In late 1939 the couple formed by Victoria MacKinlay and José María Escobar acquired almost all of Graciliano Pérez Tabernero's fighting bull livestock in Salamanca. They took it to rented properties in the province of Madrid and in early 1940 José Escobar bought 1,000 ha of the southern half of Isla Mínima. There he built the Escobar settlement, leaving both farms in the hands of his heirs.
The fighting bulls were brought from Madrid to Salteras by train. It was the first time in history that fighting bulls were moved by this means of transport. There, several groups of bullocks from the livestock farms of Ángel Peralta, Concha y Sierra, Daniel de la Fuente, Pablo Romero and Moreno Santa María were waiting for them with their overseers to take them on foot to the marshes where they have now been grazing for more than 60 years.

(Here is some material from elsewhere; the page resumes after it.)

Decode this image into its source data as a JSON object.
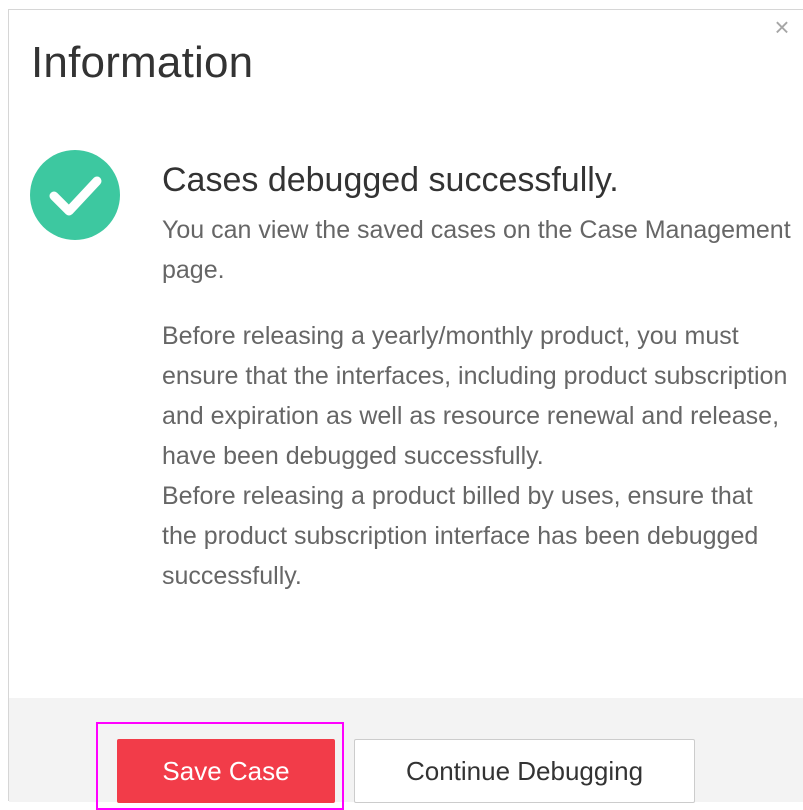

He also set up a Carthusian horse farm on the estate. After the death of José María and Victoria, it is their daughter and grandchildren who maintain the rice farm, the bulls and the Carthusian horses, as well as hunting and tourism activities, running the farm with the love and care that their parents instilled in them.
Visiting the livestock farm, witnessing a tentadero (test of the suitability of bulls for bullfighting), attending a capea (amateur bullfighting with young bulls), watching the training of a bullfighter, taking a boat ride, hunting waterfowl and attending equestrian or flamenco shows are some of the activities offered by the Herederos de José María Escobar livestock farm.